**Task goal**
Return the records as they stand. No picture is to be included.

(Stored records)
---

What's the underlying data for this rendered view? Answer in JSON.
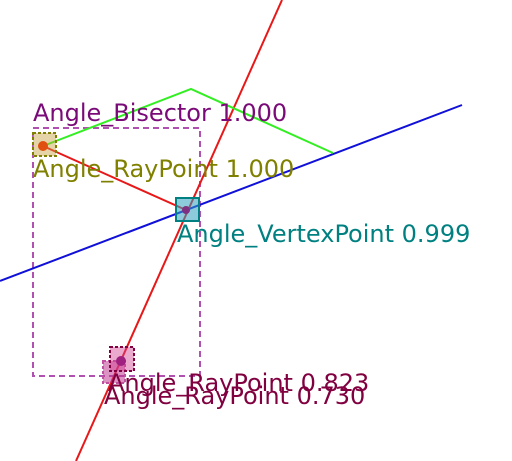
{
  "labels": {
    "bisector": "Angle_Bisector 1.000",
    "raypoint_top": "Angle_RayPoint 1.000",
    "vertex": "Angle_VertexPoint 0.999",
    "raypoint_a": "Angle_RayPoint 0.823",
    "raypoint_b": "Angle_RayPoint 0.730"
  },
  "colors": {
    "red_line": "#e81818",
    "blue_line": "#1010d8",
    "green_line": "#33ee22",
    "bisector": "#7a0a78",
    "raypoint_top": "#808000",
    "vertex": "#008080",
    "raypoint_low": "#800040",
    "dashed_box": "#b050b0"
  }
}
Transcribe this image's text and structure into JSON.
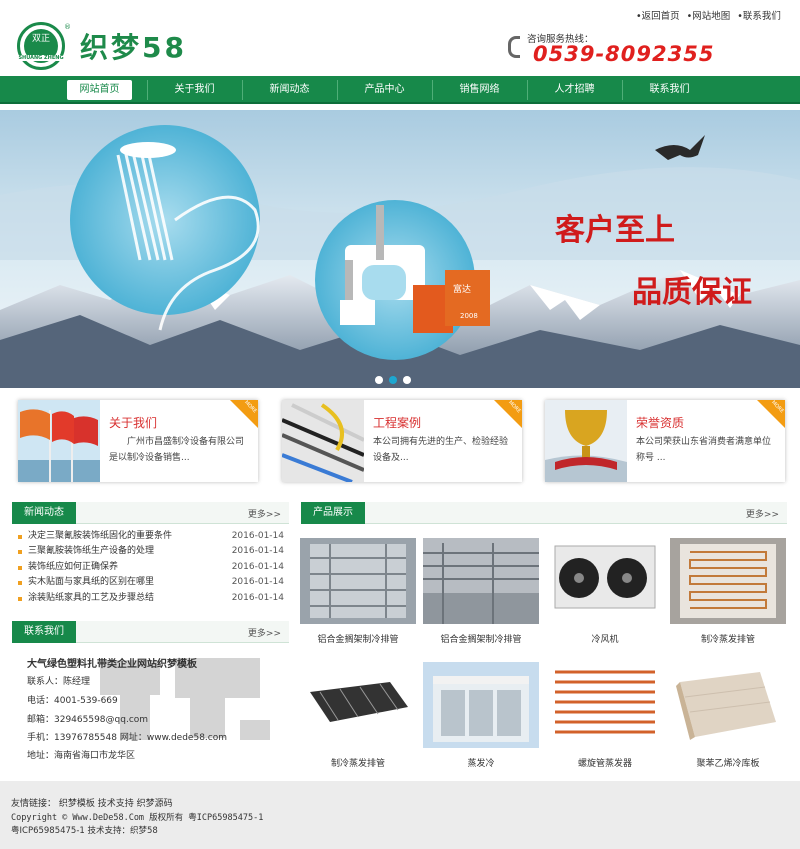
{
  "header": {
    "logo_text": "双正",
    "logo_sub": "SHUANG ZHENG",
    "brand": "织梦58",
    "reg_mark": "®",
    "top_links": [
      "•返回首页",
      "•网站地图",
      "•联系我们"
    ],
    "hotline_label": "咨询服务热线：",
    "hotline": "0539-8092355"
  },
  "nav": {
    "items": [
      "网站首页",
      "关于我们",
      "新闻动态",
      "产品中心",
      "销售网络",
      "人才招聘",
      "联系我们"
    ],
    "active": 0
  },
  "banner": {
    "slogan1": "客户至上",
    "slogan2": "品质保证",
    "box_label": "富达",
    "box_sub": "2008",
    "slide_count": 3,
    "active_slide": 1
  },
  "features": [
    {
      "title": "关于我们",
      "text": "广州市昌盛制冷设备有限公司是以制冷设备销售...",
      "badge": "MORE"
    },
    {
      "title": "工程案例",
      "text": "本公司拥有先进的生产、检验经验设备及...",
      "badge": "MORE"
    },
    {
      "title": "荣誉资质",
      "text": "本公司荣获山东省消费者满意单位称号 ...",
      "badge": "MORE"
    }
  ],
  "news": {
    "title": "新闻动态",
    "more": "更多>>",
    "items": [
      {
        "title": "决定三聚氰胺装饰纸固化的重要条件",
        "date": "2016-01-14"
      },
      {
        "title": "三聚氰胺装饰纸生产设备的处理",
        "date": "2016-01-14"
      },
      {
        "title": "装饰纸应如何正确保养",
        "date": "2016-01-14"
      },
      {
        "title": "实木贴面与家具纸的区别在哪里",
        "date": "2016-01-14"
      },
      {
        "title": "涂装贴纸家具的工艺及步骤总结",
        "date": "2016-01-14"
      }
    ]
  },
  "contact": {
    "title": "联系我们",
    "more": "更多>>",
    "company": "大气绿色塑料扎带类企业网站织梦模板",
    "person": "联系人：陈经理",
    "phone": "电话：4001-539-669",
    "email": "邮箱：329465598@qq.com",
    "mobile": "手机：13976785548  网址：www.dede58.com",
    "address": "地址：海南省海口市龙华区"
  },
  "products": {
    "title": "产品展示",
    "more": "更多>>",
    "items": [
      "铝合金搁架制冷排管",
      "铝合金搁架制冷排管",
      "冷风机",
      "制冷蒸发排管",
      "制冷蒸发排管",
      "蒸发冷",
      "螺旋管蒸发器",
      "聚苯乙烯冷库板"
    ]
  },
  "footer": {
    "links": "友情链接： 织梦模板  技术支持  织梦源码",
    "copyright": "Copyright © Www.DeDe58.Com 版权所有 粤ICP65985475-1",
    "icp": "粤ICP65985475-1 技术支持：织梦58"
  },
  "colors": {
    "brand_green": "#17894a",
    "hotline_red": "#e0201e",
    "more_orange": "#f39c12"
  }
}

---

**Expected output**
What's the underlying data for this rendered view? Answer in JSON.
{
  "labels": {
    "bisector": "Angle_Bisector 1.000",
    "raypoint_top": "Angle_RayPoint 1.000",
    "vertex": "Angle_VertexPoint 0.999",
    "raypoint_a": "Angle_RayPoint 0.823",
    "raypoint_b": "Angle_RayPoint 0.730"
  },
  "colors": {
    "red_line": "#e81818",
    "blue_line": "#1010d8",
    "green_line": "#33ee22",
    "bisector": "#7a0a78",
    "raypoint_top": "#808000",
    "vertex": "#008080",
    "raypoint_low": "#800040",
    "dashed_box": "#b050b0"
  }
}
Transcribe this image's text and structure into JSON.
{
  "header": {
    "logo_text": "双正",
    "logo_sub": "SHUANG ZHENG",
    "brand": "织梦58",
    "reg_mark": "®",
    "top_links": [
      "•返回首页",
      "•网站地图",
      "•联系我们"
    ],
    "hotline_label": "咨询服务热线：",
    "hotline": "0539-8092355"
  },
  "nav": {
    "items": [
      "网站首页",
      "关于我们",
      "新闻动态",
      "产品中心",
      "销售网络",
      "人才招聘",
      "联系我们"
    ],
    "active": 0
  },
  "banner": {
    "slogan1": "客户至上",
    "slogan2": "品质保证",
    "box_label": "富达",
    "box_sub": "2008",
    "slide_count": 3,
    "active_slide": 1
  },
  "features": [
    {
      "title": "关于我们",
      "text": "广州市昌盛制冷设备有限公司是以制冷设备销售...",
      "badge": "MORE"
    },
    {
      "title": "工程案例",
      "text": "本公司拥有先进的生产、检验经验设备及...",
      "badge": "MORE"
    },
    {
      "title": "荣誉资质",
      "text": "本公司荣获山东省消费者满意单位称号 ...",
      "badge": "MORE"
    }
  ],
  "news": {
    "title": "新闻动态",
    "more": "更多>>",
    "items": [
      {
        "title": "决定三聚氰胺装饰纸固化的重要条件",
        "date": "2016-01-14"
      },
      {
        "title": "三聚氰胺装饰纸生产设备的处理",
        "date": "2016-01-14"
      },
      {
        "title": "装饰纸应如何正确保养",
        "date": "2016-01-14"
      },
      {
        "title": "实木贴面与家具纸的区别在哪里",
        "date": "2016-01-14"
      },
      {
        "title": "涂装贴纸家具的工艺及步骤总结",
        "date": "2016-01-14"
      }
    ]
  },
  "contact": {
    "title": "联系我们",
    "more": "更多>>",
    "company": "大气绿色塑料扎带类企业网站织梦模板",
    "person": "联系人：陈经理",
    "phone": "电话：4001-539-669",
    "email": "邮箱：329465598@qq.com",
    "mobile": "手机：13976785548  网址：www.dede58.com",
    "address": "地址：海南省海口市龙华区"
  },
  "products": {
    "title": "产品展示",
    "more": "更多>>",
    "items": [
      "铝合金搁架制冷排管",
      "铝合金搁架制冷排管",
      "冷风机",
      "制冷蒸发排管",
      "制冷蒸发排管",
      "蒸发冷",
      "螺旋管蒸发器",
      "聚苯乙烯冷库板"
    ]
  },
  "footer": {
    "links": "友情链接： 织梦模板  技术支持  织梦源码",
    "copyright": "Copyright © Www.DeDe58.Com 版权所有 粤ICP65985475-1",
    "icp": "粤ICP65985475-1 技术支持：织梦58"
  },
  "colors": {
    "brand_green": "#17894a",
    "hotline_red": "#e0201e",
    "more_orange": "#f39c12"
  }
}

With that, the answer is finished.